In each of these stories about the power of God restoring a people or an individual to community, there are details that are often missed. Consider this; God undoubtedly could have brought that valley of dry bones back to life, totally by God’s power alone. But God instructs the human Ezekiel to prophesy/preach to the bones, and it is through that human agency, that human assistance, that the whole nation of Israel, the whole worshipping Jewish community, is restored, but also changed. And in the story of Lazarus, did you notice the human agency involved? Jesus, Son of God, could simply have brought Lazarus out of the tomb, alive and well, But, first he asks the bystanders to remove the stone from the tomb. And then, having restored Lazarus to life, he instructs the bystanders to unbind him, to remove the shrouds which confine him, so that Lazarus can be totally freed and returned to the community. But Lazarus also is changed, and has a new mission.

God, the sovereign God, chooses to use humans to assist in the work of restoring life, to dry bones, to dead bodies. Humans cannot do this alone, God chooses to not act alone.
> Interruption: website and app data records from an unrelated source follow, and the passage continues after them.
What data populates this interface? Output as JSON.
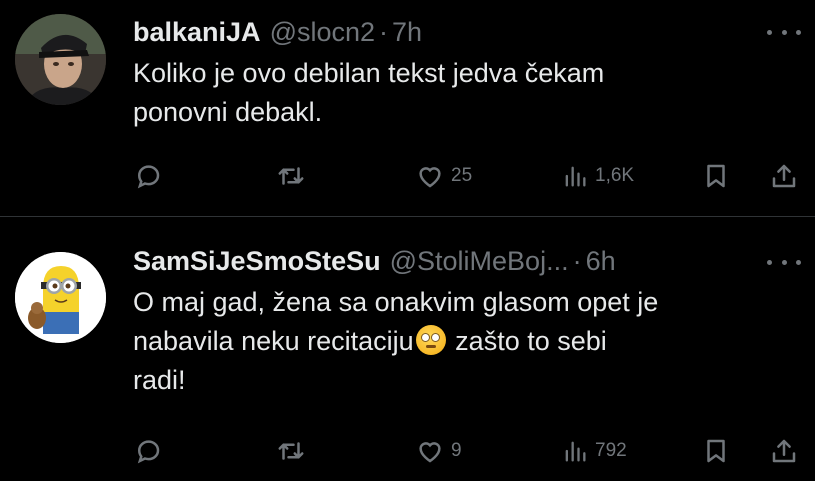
{
  "tweets": [
    {
      "display_name": "balkaniJA",
      "handle": "@slocn2",
      "separator": "·",
      "time": "7h",
      "text_lines": [
        "Koliko je ovo debilan tekst jedva čekam",
        "ponovni debakl."
      ],
      "likes": "25",
      "views": "1,6K",
      "avatar": "user-photo"
    },
    {
      "display_name": "SamSiJeSmoSteSu",
      "handle": "@StoliMeBoj...",
      "separator": "·",
      "time": "6h",
      "text_line1": "O maj gad, žena sa onakvim glasom opet je",
      "text_line2_before": "nabavila neku recitaciju",
      "emoji": "face-with-rolling-eyes",
      "text_line2_after": " zašto to sebi",
      "text_line3": "radi!",
      "likes": "9",
      "views": "792",
      "avatar": "minion-cartoon"
    }
  ],
  "icons": [
    "reply-icon",
    "retweet-icon",
    "like-icon",
    "views-icon",
    "bookmark-icon",
    "share-icon",
    "more-icon"
  ],
  "colors": {
    "background": "#000000",
    "text": "#e7e9ea",
    "muted": "#71767b",
    "divider": "#2f3336"
  }
}
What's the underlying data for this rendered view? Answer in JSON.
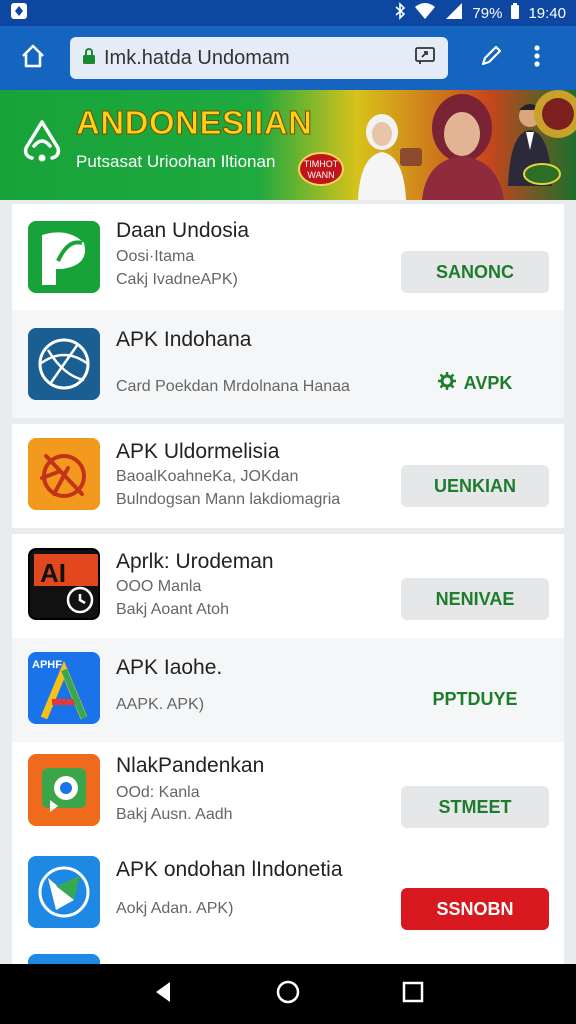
{
  "status": {
    "battery": "79%",
    "time": "19:40"
  },
  "browser": {
    "url": "Imk.hatda Undomam"
  },
  "banner": {
    "title": "ANDONESIIAN",
    "subtitle": "Putsasat Urioohan Iltionan",
    "badge": "TIMHOT WANN"
  },
  "apps": [
    {
      "name": "Daan Undosia",
      "line1": "Oosi·Itama",
      "line2": "Cakj IvadneAPK)",
      "action": "SANONC",
      "style": "gray"
    },
    {
      "name": "APK Indohana",
      "line1": "",
      "line2": "Card Poekdan Mrdolnana Hanaa",
      "action": "AVPK",
      "style": "plain-icon"
    },
    {
      "name": "APK Uldormelisia",
      "line1": "BaoalKoahneKa, JOKdan",
      "line2": "Bulndogsan Mann lakdiomagria",
      "action": "UENKIAN",
      "style": "gray"
    },
    {
      "name": "Aprlk: Urodeman",
      "line1": "OOO Manla",
      "line2": "Bakj Aoant Atoh",
      "action": "NENIVAE",
      "style": "gray"
    },
    {
      "name": "APK Iaohe.",
      "line1": "",
      "line2": "AAPK. APK)",
      "action": "PPTDUYE",
      "style": "plain"
    },
    {
      "name": "NlakPandenkan",
      "line1": "OOd: Kanla",
      "line2": "Bakj Ausn. Aadh",
      "action": "STMEET",
      "style": "gray"
    },
    {
      "name": "APK ondohan lIndonetia",
      "line1": "",
      "line2": "Aokj Adan. APK)",
      "action": "SSNOBN",
      "style": "red"
    }
  ],
  "icons": {
    "home": "home-icon",
    "lock": "lock-icon",
    "share": "share-icon",
    "edit": "pencil-icon",
    "menu": "more-vert-icon",
    "back": "back-triangle-icon",
    "home_nav": "home-circle-icon",
    "recents": "recents-square-icon"
  },
  "colors": {
    "toolbar": "#1565c0",
    "status": "#0d47a1",
    "action_text": "#1e7d2c",
    "action_red": "#d7191f"
  }
}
There’s an old saying that captures that cooperation between God and humans; “Without God, we cannot; without us, God will not.”


I think it’s fairly obvious where I am going with this look at those two biblical stories, of the valley of dry bones, of Lazarus.

We will get through this present crisis that is so seriously hurting our world, our country, our communities, and yes, our church. It will take prayer, and God’s help, but it will also need our effort. The present Pope, Pope Francis once talked about how prayer works, and I’m going to paraphrase what he said and translate it to our present situation – You pray that God will end this pandemic, minimize the harm, and restore our world, our communities, and our churches back to normal, as soon as possible. And then you, we, do anything and everything that makes it more possible and likely for that to happen; that’s how prayer works!

I’m not going to lecture you on your tasks and duties in this crisis, there are enough qualified people doing that and you already know. But I will say that we all need to be involved – to lean in, as the saying goes – this is not a task only for governments, and health care workers, store clerks and sanitation workers, and in the church, bishops and clergy. Everyone has a part to play, everyone is important. For us as church people, prayer is important, so don’t neglect prayer. But don’t be too busy asking God what you want God to do, take time to listen for what God, and your community, is asking of you!


Let me leave you with one more biblical image. Several centuries before Jesus, Ecclesiastes, the Preacher, wrote,

Two are better than one, because they have a good reward for their toil. For if they fall, one will lift up the other; but woe to one who is alone and falls and does not have another to help. Again, if two lie together, they keep warm, but how can one keep warm alone. And though one might prevail against another, two will withstand one. A threefold cord is not quickly broken.(Ecclesiastes 4:9-12)

We will get through this, together! And we will be changed by this, together! If we work with God, God will work with us, and in the end our church will be stronger than before.

Finally a prayer; I don’t know its source, it was given to me by June on Valentine’s Day. I’ve only changed it slightly, to make it a prayer for all of us:

May all our needs attract the attention of God and may we continue to attract his favour, his mercy, and his protection.
      May the grace of God overflow into our lives;
            May our mornings be good,
                  Our afternoons be better,
                        Our evenings be glorious
                              And our nights be peaceful.
      May the light of God shine upon us; may God open the heavens to water our lives and keep us evergreen and flourishing.
Amen


Copyight ©2020 by Gerry Mueller